When discussing issues, avoid the ad-hominem brain-trap. This is a common move in which we conflate the issue a person is defending with what we think about the person—and respond by attacking the arguer rather than the argument. It’s the logical equivalent of trying to serve soup in a colander: ineffective, unpleasant for everyone involved, and likely to result in nasty burns, rhetorical or otherwise.

Try not to sniff and say, “Well, it looks like we’re going to have to agree to disagree.” A better resolution to work towards is, “Okay. I can respect that.” This works even if we have to tease out something basic to respect, like “I just want our children to be safe.” Regardless of the methodology proposed to attain that end, we all get that.

And remember: Not acting with kindness and respect is at the very least a major PR bummer for you and your ideology.

02. Practice empathy.

Underlying disparate choices is usually some sort of common issue, and while we may not fully understand everyone’s beliefs, we can almost certainly relate to the feelings and history behind them. People respond to situations differently based on the knowledge and background they have, and no two of us are the same—so what one person sees as a return to sanity, another can see as an attack.

Often, the fierce arguments these issues incite come from a very human place of feeling confused, scared, less-than, or sad. Become a forensic listener: When someone else lashes out, what is their tone? What is their body language saying?

Try out the creative-thinking experiment of looking at the same situation from another’s point of view. Address the hurting person behind the inflammatory comment; don’t stoke the fire. As Albus Dumbledore reminds us, “Differences…are nothing at all if our aims are identical and our hearts are open.”

03. Dare to love.

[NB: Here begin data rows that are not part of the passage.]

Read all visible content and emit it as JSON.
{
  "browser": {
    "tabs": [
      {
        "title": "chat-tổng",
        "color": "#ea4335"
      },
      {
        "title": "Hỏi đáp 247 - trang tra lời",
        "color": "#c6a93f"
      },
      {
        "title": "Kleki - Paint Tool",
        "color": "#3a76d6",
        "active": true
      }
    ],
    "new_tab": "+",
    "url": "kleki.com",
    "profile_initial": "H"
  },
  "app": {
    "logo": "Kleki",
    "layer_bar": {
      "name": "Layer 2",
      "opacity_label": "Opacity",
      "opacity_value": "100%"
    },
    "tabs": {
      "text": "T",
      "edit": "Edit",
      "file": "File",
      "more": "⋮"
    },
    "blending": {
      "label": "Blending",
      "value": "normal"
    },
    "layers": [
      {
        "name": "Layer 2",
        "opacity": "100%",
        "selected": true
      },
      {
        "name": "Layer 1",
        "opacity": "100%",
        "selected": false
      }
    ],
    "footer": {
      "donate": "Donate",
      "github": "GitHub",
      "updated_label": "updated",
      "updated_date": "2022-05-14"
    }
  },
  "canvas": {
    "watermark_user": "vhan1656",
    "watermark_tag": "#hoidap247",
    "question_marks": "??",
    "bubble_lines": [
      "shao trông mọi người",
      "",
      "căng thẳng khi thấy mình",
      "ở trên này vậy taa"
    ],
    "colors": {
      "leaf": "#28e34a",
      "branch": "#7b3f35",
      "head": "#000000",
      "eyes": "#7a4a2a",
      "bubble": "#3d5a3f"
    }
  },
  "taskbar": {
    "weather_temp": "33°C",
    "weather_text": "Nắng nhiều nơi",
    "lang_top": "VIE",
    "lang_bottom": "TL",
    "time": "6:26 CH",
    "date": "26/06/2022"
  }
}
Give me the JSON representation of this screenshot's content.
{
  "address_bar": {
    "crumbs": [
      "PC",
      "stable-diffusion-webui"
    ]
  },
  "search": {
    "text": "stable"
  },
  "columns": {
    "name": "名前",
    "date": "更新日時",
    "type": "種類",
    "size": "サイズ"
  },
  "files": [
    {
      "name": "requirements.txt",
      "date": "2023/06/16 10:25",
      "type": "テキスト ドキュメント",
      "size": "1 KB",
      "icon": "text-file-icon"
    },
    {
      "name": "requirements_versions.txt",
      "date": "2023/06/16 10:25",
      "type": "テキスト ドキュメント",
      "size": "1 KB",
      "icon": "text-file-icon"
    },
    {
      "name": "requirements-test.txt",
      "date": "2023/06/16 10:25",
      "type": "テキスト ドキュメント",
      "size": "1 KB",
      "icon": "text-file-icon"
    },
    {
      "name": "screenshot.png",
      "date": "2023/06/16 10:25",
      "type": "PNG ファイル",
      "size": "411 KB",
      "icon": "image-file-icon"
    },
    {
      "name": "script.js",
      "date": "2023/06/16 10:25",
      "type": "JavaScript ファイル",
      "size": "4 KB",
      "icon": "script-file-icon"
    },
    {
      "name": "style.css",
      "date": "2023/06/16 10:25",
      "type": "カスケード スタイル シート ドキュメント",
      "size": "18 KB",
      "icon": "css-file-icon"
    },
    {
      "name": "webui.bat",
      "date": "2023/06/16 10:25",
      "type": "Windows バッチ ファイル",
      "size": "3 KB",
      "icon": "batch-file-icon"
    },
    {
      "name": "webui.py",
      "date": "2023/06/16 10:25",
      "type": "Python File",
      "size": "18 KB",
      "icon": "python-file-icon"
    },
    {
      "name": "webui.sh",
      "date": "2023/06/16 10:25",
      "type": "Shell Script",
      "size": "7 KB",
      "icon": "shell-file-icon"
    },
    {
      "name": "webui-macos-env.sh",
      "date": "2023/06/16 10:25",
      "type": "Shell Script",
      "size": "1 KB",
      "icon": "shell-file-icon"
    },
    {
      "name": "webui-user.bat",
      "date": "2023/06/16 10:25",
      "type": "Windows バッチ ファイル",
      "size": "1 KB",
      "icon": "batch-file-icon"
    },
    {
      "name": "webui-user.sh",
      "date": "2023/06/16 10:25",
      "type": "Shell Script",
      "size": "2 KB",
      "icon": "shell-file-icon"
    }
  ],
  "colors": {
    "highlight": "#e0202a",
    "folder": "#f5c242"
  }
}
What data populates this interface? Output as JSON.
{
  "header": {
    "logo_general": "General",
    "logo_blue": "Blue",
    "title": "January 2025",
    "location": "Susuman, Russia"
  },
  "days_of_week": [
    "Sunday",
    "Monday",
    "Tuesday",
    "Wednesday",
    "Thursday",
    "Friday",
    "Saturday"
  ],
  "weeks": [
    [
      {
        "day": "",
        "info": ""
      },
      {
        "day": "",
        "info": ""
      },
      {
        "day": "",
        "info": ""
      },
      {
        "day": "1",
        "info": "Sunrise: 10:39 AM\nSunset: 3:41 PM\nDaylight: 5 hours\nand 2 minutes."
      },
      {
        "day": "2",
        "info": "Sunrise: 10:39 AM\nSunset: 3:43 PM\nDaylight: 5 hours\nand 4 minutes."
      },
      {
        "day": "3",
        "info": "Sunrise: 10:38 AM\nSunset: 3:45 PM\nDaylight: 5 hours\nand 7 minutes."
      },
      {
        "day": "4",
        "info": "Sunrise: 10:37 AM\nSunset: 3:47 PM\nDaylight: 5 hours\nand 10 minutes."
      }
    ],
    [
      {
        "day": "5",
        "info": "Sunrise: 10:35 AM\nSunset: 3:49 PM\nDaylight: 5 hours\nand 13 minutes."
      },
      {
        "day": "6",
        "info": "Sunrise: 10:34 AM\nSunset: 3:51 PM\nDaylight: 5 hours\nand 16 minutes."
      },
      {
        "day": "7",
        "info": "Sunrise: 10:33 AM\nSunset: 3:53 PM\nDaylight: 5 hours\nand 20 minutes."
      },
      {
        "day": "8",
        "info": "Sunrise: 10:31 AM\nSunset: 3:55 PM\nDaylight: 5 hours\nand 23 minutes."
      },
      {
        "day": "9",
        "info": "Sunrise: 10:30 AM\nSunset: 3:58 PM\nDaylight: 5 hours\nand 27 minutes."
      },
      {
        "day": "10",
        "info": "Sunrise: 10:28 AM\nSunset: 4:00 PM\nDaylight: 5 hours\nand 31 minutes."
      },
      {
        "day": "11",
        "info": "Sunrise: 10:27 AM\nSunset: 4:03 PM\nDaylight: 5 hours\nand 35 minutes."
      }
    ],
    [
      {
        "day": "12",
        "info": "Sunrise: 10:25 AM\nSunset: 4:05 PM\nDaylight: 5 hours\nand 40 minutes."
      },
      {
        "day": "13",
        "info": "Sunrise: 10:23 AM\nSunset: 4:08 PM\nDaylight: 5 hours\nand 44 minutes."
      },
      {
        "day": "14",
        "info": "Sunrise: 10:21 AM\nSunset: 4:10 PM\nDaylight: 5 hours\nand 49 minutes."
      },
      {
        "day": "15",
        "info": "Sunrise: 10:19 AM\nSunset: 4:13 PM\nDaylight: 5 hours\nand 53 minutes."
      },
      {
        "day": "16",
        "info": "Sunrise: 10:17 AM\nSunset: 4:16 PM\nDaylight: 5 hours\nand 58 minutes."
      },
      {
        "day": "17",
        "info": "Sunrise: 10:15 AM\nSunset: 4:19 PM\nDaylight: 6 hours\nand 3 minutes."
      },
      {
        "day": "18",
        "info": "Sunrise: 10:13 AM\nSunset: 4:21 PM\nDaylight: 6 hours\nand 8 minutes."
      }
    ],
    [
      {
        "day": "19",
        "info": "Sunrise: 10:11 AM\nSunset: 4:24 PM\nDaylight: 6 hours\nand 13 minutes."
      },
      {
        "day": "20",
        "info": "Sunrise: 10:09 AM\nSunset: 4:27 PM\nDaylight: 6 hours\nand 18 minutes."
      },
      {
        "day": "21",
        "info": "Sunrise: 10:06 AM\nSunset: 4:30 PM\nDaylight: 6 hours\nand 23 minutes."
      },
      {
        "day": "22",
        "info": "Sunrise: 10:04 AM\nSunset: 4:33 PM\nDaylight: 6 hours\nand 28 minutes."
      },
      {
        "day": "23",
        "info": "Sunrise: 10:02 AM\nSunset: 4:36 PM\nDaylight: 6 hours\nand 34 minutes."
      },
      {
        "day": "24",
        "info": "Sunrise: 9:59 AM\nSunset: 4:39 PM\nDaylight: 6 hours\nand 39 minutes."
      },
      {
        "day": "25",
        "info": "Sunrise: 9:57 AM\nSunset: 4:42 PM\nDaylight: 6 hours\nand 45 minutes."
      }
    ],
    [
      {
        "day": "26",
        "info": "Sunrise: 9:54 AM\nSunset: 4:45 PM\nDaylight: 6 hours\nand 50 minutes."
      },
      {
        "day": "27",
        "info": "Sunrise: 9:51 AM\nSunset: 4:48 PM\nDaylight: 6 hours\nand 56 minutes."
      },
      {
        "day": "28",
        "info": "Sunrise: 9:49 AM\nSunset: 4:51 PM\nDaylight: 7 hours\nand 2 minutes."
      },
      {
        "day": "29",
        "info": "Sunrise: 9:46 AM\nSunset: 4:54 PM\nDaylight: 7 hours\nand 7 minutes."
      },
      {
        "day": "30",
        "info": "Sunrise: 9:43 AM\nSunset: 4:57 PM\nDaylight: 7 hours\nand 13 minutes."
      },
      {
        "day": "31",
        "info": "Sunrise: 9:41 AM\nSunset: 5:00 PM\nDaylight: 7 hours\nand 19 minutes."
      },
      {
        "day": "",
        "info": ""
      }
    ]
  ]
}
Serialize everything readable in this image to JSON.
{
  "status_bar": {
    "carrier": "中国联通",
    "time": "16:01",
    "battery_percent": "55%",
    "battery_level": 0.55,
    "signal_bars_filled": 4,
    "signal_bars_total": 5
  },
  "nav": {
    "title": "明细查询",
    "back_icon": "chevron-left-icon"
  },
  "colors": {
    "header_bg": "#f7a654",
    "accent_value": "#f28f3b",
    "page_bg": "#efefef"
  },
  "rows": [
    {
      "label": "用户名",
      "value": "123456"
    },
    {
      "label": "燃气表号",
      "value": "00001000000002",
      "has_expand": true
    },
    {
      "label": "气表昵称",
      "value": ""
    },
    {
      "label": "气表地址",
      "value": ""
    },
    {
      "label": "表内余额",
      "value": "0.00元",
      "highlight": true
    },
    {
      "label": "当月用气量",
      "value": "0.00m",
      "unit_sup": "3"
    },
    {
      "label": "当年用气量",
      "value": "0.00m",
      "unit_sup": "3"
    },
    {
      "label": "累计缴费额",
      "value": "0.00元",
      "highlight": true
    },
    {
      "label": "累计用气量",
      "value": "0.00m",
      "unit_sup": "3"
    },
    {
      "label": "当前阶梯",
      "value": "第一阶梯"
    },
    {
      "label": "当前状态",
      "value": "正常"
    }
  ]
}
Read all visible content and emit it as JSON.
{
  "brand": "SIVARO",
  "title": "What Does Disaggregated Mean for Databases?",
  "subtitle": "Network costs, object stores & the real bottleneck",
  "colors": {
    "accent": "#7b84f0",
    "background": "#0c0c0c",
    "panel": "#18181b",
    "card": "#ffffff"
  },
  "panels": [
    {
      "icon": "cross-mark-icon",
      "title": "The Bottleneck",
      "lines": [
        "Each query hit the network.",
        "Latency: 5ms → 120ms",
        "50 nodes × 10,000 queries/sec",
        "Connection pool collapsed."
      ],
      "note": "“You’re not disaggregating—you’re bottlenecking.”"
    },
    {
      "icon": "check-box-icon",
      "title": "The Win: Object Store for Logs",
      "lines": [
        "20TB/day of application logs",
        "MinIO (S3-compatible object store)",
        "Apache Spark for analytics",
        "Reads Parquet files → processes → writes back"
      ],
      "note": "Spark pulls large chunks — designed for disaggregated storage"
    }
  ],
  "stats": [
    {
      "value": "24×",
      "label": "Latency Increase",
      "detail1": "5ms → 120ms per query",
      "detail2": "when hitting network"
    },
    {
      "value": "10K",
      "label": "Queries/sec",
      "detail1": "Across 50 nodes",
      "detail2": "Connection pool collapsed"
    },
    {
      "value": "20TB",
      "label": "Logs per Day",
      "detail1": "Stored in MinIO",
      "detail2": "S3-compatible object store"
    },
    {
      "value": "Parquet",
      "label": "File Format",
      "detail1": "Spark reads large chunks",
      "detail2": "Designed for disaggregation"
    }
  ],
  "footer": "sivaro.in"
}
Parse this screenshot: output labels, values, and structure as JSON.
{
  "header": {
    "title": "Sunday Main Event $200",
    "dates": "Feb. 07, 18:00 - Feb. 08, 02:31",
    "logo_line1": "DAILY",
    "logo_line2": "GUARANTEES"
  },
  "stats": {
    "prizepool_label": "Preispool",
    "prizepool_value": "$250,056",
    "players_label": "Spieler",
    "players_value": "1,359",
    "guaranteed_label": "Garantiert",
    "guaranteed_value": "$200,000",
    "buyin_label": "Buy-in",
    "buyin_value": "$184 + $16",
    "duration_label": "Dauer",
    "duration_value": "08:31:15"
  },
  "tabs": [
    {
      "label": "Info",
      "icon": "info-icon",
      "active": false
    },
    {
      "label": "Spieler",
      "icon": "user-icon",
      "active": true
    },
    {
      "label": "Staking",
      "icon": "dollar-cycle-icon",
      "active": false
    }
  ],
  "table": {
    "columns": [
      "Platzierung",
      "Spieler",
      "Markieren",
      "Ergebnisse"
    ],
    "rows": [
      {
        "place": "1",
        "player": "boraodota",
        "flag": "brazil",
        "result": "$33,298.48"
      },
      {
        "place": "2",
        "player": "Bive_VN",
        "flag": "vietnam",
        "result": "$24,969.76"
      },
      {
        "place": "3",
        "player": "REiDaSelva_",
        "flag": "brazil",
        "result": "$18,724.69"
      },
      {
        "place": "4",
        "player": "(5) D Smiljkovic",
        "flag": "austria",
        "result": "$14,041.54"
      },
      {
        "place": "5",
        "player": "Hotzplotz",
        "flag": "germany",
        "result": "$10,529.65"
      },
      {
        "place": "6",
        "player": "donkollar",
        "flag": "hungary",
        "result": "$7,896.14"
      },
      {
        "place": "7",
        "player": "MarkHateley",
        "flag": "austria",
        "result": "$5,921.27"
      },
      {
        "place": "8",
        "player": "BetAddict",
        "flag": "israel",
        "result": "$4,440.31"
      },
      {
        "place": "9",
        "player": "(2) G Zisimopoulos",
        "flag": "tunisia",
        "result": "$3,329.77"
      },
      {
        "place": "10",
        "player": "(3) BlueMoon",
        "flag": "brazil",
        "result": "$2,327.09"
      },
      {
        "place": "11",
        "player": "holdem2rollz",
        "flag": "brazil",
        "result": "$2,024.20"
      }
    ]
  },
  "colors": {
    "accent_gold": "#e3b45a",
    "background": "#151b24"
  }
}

When we think of “hate,” we tend to think of overt, extreme actions which result in sad and shocking news stories, but tiny actions intended to hurt contribute to and build the foundation for bigger problems. These can be as small as willful misunderstanding, sarcasm gone too far, or a caustic silence. An eye-roll is not violent, but it’s not an act of love.

Furthermore, the little barbs we throw out into the world aimed at other people land twice. Each time we intentionally tear down someone else, even in miniscule ways, we chip away at ourselves. Cultivating a negative mindset hurts you as much as it hurts those around you.

So go out of your way to be thoughtful instead. Take over washing dishes; express genuine interest in your cousin’s new job; smile.

After: Transition from the living room to the living world.

After we’ve all packed away our holiday decorations, let’s remember to keep up the relationships we nurtured. Send a few follow-up texts—it can feel weird to reach out, but it will make the recipient’s day.

If you and your family are in a good place, take a minute to be grateful for that. Fill yourself up with peace from your time with them, take a deep breath, and go out into the world and pay that calmness forward.

Extending your goodwill past the holidays and outside the home can be as simple as trying not to scowl every time you see a bumper sticker advertising an issue you don’t support. (At the very least, your facial muscles will thank you.) Or we can reach out in larger ways: by volunteering, by connecting to our communities, by cultivating a learning mind when it comes to people of differing beliefs and backgrounds.

For now, wish everyone a happy holiday season—and mean it. We all need one.